Ring-tailed lemurs have coats of soft, thick, woolly fur. The fur on their body is brownish gray and their tails are ringed with white and black fur. Ring-tailed lemurs have leather-like pads on the bottoms of their feet that help them keep their grip on slippery surfaces. Their hind legs are longer than their forelegs.
The heads and bodies of ring-tailed lemurs are 15 to 18 inches long. Their tails are an additional 22 to 24 inches long. Ring-tailed lemurs weigh between five and eight pounds.
10,000 to 15,000 Galapagos tortoises occur in the wild.
In captivity, ring-tailed lemurs can reach 30 years old.
Ring-tailed lemurs inhabit highland country and thinly wooded forests.
Ring-tailed lemurs eat fruits, leaves, and occasionally insects.

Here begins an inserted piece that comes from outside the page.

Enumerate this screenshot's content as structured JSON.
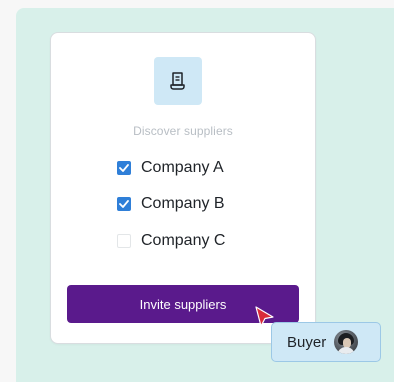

Although they are sometimes active at night, ring-tailed lemurs are primarily diurnal, meaning they are most active during the day. Lemurs live together in groups of approximately five to 22. There is no fixed leader in these groups, but the females dominate over the males. Each group has a fixed territory, and the territories of different groups do not overlap.